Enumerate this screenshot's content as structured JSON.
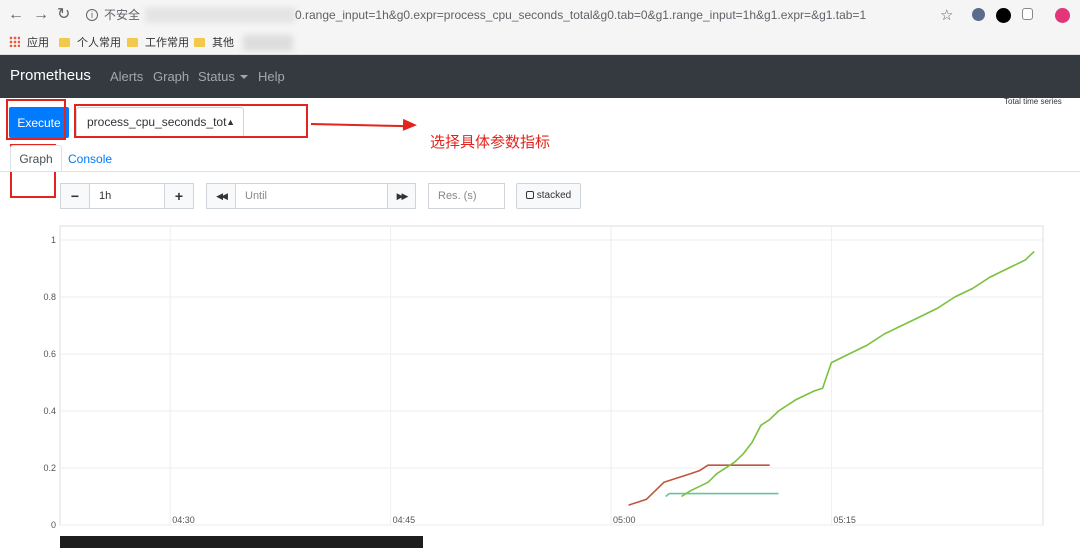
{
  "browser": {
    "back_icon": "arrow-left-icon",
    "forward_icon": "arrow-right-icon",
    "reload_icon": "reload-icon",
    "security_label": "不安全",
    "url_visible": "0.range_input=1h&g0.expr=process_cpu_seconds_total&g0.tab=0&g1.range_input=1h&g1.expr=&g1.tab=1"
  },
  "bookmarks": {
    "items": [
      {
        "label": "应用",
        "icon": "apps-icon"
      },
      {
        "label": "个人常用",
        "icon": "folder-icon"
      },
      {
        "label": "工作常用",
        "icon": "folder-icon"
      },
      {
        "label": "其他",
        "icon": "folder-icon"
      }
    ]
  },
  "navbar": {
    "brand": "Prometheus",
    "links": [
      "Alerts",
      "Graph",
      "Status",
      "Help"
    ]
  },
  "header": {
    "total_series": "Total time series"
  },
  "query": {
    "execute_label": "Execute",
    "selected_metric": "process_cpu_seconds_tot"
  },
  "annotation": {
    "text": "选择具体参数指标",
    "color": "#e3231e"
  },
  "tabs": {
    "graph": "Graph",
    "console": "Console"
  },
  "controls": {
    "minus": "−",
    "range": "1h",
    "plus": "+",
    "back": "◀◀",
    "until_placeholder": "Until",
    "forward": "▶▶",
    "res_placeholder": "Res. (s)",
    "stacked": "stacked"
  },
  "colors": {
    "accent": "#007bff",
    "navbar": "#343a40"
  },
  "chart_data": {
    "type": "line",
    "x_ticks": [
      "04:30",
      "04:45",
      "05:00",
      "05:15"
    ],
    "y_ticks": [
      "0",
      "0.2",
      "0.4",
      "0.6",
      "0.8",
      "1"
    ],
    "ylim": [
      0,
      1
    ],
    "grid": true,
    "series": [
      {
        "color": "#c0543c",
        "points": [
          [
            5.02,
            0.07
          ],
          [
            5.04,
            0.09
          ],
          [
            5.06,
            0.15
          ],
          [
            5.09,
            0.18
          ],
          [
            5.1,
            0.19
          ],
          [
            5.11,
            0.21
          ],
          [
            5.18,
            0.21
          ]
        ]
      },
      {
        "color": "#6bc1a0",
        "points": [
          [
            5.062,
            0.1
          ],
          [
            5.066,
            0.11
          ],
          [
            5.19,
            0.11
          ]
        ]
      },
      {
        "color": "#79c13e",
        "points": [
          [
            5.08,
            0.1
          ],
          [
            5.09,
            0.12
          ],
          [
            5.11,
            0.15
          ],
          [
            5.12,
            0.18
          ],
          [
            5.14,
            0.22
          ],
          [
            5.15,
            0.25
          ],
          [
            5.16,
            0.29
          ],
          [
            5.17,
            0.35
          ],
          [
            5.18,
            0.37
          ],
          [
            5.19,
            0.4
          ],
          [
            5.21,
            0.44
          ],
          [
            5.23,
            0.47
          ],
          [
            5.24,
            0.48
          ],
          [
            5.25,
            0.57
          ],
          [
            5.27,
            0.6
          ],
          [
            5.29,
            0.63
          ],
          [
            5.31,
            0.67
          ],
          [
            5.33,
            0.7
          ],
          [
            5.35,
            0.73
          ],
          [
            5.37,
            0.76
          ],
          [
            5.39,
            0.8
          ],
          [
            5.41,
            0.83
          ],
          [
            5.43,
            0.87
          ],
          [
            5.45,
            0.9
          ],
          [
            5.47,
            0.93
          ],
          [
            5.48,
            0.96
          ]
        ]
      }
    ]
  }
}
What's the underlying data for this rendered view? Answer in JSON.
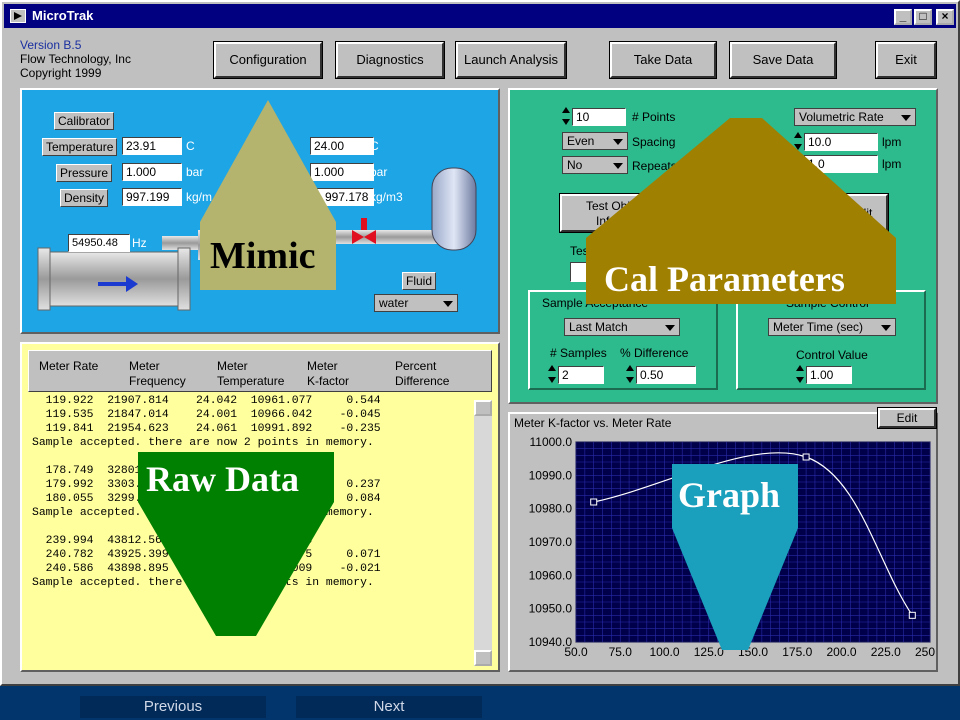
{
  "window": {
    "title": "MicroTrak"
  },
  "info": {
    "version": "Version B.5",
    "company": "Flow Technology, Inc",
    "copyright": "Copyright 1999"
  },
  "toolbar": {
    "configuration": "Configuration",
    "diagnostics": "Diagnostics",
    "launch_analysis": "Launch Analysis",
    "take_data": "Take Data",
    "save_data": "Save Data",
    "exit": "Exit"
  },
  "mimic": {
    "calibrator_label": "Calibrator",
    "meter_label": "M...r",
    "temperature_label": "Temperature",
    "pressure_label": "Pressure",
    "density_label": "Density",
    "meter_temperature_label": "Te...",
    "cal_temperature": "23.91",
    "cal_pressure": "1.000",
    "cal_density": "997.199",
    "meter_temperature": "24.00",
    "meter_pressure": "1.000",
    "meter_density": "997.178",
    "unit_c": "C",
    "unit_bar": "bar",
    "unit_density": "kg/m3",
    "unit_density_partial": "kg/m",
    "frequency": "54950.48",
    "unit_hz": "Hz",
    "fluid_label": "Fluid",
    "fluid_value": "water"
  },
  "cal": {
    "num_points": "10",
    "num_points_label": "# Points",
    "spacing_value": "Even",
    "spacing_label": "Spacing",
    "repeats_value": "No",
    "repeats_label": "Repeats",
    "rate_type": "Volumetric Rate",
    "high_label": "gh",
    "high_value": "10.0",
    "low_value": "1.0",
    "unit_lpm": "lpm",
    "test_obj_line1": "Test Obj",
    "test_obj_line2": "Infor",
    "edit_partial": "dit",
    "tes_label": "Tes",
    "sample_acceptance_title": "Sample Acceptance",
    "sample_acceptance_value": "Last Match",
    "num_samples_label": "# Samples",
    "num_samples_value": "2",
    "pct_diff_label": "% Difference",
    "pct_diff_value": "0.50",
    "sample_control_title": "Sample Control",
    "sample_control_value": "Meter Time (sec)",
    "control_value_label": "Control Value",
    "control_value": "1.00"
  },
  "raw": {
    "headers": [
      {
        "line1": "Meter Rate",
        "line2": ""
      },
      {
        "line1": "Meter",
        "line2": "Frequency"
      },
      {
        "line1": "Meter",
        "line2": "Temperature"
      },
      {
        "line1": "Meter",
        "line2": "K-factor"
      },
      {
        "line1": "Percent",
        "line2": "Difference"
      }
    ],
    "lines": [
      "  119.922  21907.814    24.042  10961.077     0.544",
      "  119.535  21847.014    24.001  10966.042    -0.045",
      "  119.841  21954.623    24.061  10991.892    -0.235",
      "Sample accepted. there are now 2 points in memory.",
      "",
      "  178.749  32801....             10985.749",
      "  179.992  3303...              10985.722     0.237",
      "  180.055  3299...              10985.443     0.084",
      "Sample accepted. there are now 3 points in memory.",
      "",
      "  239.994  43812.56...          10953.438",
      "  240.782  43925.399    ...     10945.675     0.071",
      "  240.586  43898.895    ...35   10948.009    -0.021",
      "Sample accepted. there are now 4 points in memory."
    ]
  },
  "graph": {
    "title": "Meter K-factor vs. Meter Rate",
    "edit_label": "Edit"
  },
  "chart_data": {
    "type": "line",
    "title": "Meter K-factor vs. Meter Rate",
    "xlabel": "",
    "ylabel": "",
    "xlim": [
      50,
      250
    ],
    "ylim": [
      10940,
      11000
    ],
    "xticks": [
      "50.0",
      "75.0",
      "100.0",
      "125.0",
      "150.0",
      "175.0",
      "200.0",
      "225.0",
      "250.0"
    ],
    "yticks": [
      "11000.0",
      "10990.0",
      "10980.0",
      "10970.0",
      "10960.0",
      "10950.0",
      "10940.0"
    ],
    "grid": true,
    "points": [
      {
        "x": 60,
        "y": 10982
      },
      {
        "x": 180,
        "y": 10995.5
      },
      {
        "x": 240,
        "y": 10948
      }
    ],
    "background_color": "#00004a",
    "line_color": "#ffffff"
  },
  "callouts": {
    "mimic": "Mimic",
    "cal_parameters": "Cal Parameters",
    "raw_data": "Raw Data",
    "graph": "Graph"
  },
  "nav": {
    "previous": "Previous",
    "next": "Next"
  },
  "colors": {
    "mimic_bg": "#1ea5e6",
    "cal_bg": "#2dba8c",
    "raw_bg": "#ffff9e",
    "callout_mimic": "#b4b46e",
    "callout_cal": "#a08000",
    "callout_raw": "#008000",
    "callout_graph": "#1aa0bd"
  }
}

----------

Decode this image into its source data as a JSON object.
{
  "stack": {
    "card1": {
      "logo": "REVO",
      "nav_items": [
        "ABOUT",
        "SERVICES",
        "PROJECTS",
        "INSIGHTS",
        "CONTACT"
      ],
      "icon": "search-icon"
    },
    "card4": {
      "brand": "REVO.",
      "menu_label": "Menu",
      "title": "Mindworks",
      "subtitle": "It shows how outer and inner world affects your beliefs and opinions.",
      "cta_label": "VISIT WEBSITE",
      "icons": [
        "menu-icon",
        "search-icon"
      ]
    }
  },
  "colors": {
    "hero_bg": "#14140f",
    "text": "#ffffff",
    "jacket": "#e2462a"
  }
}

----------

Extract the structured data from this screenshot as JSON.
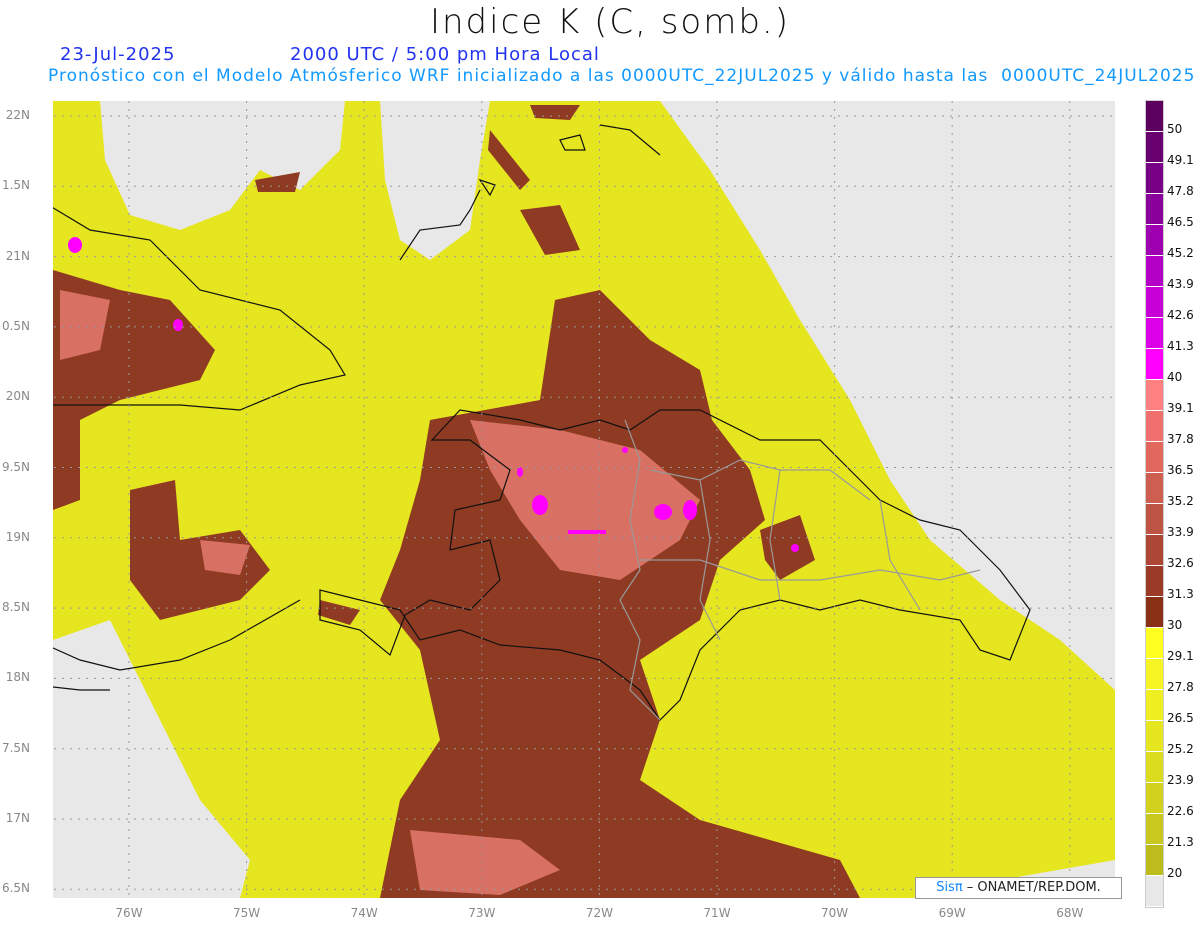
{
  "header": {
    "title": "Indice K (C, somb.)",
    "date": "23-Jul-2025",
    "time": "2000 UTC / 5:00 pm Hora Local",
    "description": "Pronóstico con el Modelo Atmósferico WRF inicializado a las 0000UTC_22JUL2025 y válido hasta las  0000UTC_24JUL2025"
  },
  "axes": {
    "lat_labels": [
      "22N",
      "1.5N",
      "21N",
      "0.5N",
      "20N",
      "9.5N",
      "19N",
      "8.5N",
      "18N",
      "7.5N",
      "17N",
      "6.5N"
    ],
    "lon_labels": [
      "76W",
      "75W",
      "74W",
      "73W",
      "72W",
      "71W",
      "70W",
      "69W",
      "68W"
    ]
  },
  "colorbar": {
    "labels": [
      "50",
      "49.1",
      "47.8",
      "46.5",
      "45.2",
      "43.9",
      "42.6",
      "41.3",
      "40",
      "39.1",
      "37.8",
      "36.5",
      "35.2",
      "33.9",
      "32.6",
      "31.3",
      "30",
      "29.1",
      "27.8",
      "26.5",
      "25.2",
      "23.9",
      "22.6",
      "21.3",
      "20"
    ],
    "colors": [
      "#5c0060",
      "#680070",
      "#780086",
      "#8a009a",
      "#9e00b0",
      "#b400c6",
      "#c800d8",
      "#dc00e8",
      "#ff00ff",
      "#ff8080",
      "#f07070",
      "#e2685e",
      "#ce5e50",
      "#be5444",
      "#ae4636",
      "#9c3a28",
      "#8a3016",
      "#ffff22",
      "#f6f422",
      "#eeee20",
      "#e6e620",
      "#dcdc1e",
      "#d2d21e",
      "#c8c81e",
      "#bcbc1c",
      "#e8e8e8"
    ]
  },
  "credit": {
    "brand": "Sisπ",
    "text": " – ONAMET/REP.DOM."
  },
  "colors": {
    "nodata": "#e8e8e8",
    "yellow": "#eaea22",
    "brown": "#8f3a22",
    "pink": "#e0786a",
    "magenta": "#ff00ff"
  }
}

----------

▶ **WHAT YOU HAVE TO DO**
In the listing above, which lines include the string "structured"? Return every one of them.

▶ **RESULT**
Enumerate this screenshot's content as structured JSON.
Extract the structured data from this screenshot as JSON.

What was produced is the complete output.